If there is no risk of incurring sanctions, then what type of political responsibility can the United Nations hope to inspire among its member states?

The question is appropriate given the daunting task facing the Secretariat responsible for implementing the United Nations Framework Convention on Climate Change (UNFCCC). The Durban Platform, through which the terms of the Paris agreement are being written, calls for each country to publish a vaguely titled “INDC”—UN-speak for an “Intended Nationally Determined Contribution”—which will lay out the country’s plans for addressing climate change through short and long-term goals to 2025 and beyond.

The INDCs are the foundation for an internationally “agreed outcome with legal force”, to decarbonize the world economy. That agreement is the principal desired outcome for the COP21 climate talks in Paris at the end of this year. These climate change plans represent what countries are willing to do, under rule of law, to mitigate and adapt to climate risk, while building a low-carbon future economy. The process will, in effect, blacklist excess GHG use, with the aim of avoiding dangerous climate disruption.

There is, however, a human rights element missing from the conversation.

Few dangers facing the world at this time are as grave as those posed by climate disruption. There should be discussion on considering excess GHGs as a type of illegal chemical agents, with consequences for those who abuse human rights through the unmitigated burning of fossil fuels.

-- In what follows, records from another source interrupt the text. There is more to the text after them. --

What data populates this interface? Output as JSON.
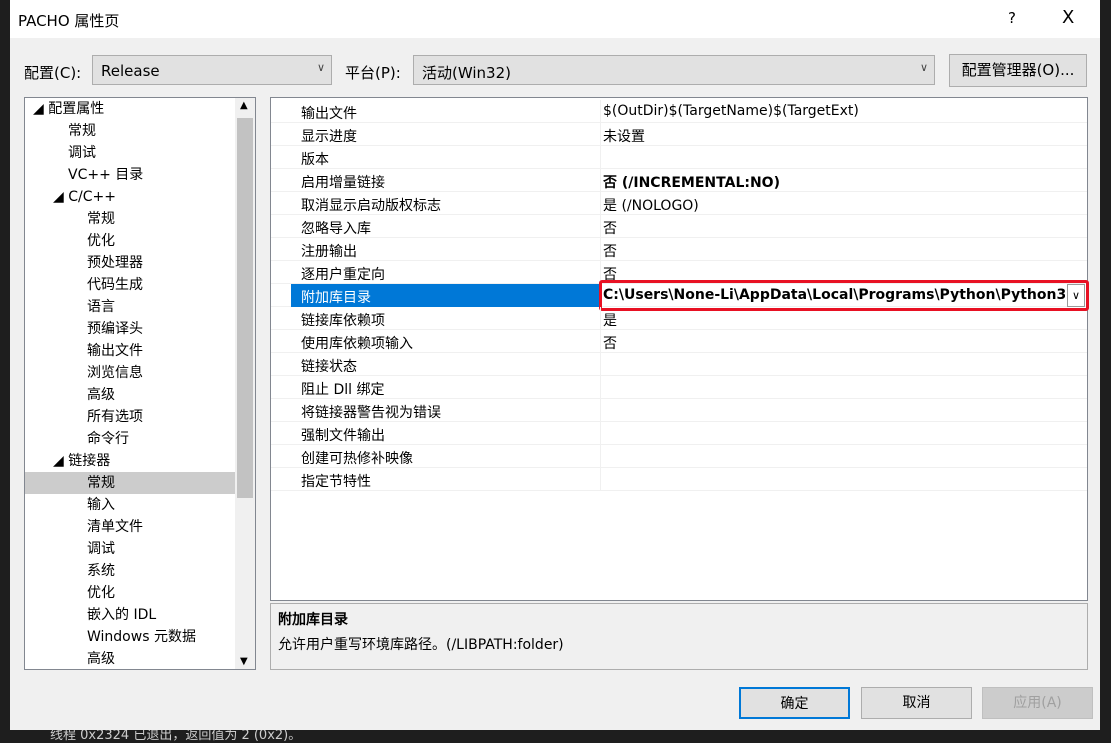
{
  "window": {
    "title": "PACHO 属性页",
    "help": "?",
    "close": "X"
  },
  "config": {
    "label": "配置(C):",
    "value": "Release",
    "platform_label": "平台(P):",
    "platform_value": "活动(Win32)",
    "manager_button": "配置管理器(O)..."
  },
  "tree": [
    {
      "label": "◢ 配置属性",
      "level": 0
    },
    {
      "label": "常规",
      "level": 1
    },
    {
      "label": "调试",
      "level": 1
    },
    {
      "label": "VC++ 目录",
      "level": 1
    },
    {
      "label": "◢ C/C++",
      "level": 1
    },
    {
      "label": "常规",
      "level": 2
    },
    {
      "label": "优化",
      "level": 2
    },
    {
      "label": "预处理器",
      "level": 2
    },
    {
      "label": "代码生成",
      "level": 2
    },
    {
      "label": "语言",
      "level": 2
    },
    {
      "label": "预编译头",
      "level": 2
    },
    {
      "label": "输出文件",
      "level": 2
    },
    {
      "label": "浏览信息",
      "level": 2
    },
    {
      "label": "高级",
      "level": 2
    },
    {
      "label": "所有选项",
      "level": 2
    },
    {
      "label": "命令行",
      "level": 2
    },
    {
      "label": "◢ 链接器",
      "level": 1
    },
    {
      "label": "常规",
      "level": 2,
      "selected": true
    },
    {
      "label": "输入",
      "level": 2
    },
    {
      "label": "清单文件",
      "level": 2
    },
    {
      "label": "调试",
      "level": 2
    },
    {
      "label": "系统",
      "level": 2
    },
    {
      "label": "优化",
      "level": 2
    },
    {
      "label": "嵌入的 IDL",
      "level": 2
    },
    {
      "label": "Windows 元数据",
      "level": 2
    },
    {
      "label": "高级",
      "level": 2
    }
  ],
  "properties": [
    {
      "name": "输出文件",
      "value": "$(OutDir)$(TargetName)$(TargetExt)"
    },
    {
      "name": "显示进度",
      "value": "未设置"
    },
    {
      "name": "版本",
      "value": ""
    },
    {
      "name": "启用增量链接",
      "value": "否 (/INCREMENTAL:NO)",
      "bold": true
    },
    {
      "name": "取消显示启动版权标志",
      "value": "是 (/NOLOGO)"
    },
    {
      "name": "忽略导入库",
      "value": "否"
    },
    {
      "name": "注册输出",
      "value": "否"
    },
    {
      "name": "逐用户重定向",
      "value": "否"
    },
    {
      "name": "附加库目录",
      "value": "C:\\Users\\None-Li\\AppData\\Local\\Programs\\Python\\Python3",
      "bold": true,
      "selected": true
    },
    {
      "name": "链接库依赖项",
      "value": "是"
    },
    {
      "name": "使用库依赖项输入",
      "value": "否"
    },
    {
      "name": "链接状态",
      "value": ""
    },
    {
      "name": "阻止 Dll 绑定",
      "value": ""
    },
    {
      "name": "将链接器警告视为错误",
      "value": ""
    },
    {
      "name": "强制文件输出",
      "value": ""
    },
    {
      "name": "创建可热修补映像",
      "value": ""
    },
    {
      "name": "指定节特性",
      "value": ""
    }
  ],
  "description": {
    "title": "附加库目录",
    "text": "允许用户重写环境库路径。(/LIBPATH:folder)"
  },
  "buttons": {
    "ok": "确定",
    "cancel": "取消",
    "apply": "应用(A)"
  },
  "background_text": "线程 0x2324 已退出，返回值为 2 (0x2)。",
  "colors": {
    "selection": "#0078d7",
    "highlight_border": "#e81123"
  }
}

This is the year of the INDCs and the Post-2015 Sustainable Development Agenda, and it may be our best opportunity to define climate change as a real-time security risk.

And as more and more member states submit their climate contributions, the international conversation should begin to focus on how to respond to those whose actions are obstructing or reversing action needed to mitigate the threat of dangerous climate disruption—when to levy economic and trade sanctions against them.

President Barack Obama described climate change as a “creeping national security crisis” that will require the armed forces to “respond to refugee flows, natural disasters, and conflicts over water and food”.

To be sure, the link between climate change and the risk of violence is supported by many independent studies. Yet, there was one question Black felt unanswerable at the Permanent Mission of the United State’s Security Briefing on Counter-Terrorism and with good reason.

If there are sanctions levied against those who commit mass atrocities and human rights abuses, and inaction on climate disruption brings suffering and conflict on a global scale, then shouldn’t climate-driven conflict be considered a unique threat to international peace and security? Whether it is or not may decide how strong and deliberate our global response will be.

Written by Sarabeth Brockley

Sarabeth is a consultant for United Nations within the Division of Sustainable Development within the Water, energy and Capacity Development Branch. Her specialities include the nexus of water, climate and environmental justice in the post-2015 Sustainable Development Agenda. She has served as a Peace Corps volunteer in Peru (2011-2012). She volunteers for the non-partisan non-profit Citizens' Climate Lobby and oversees the internship program for Pathway to Paris coalition-building and global citizen-engagement project: PathwaytoParis.org. She is a Alumnus of Lehigh University and Moravian College with a background in Environmental Chemistry and Environmental Policy Design. She serves as CARE's 16th district representative from Pennsylvania for their women's rights, and gender and climate change platforms. She actively contributes to community engagement around climate change and blogs on Pathway to Paris and Adopt A Negotiator.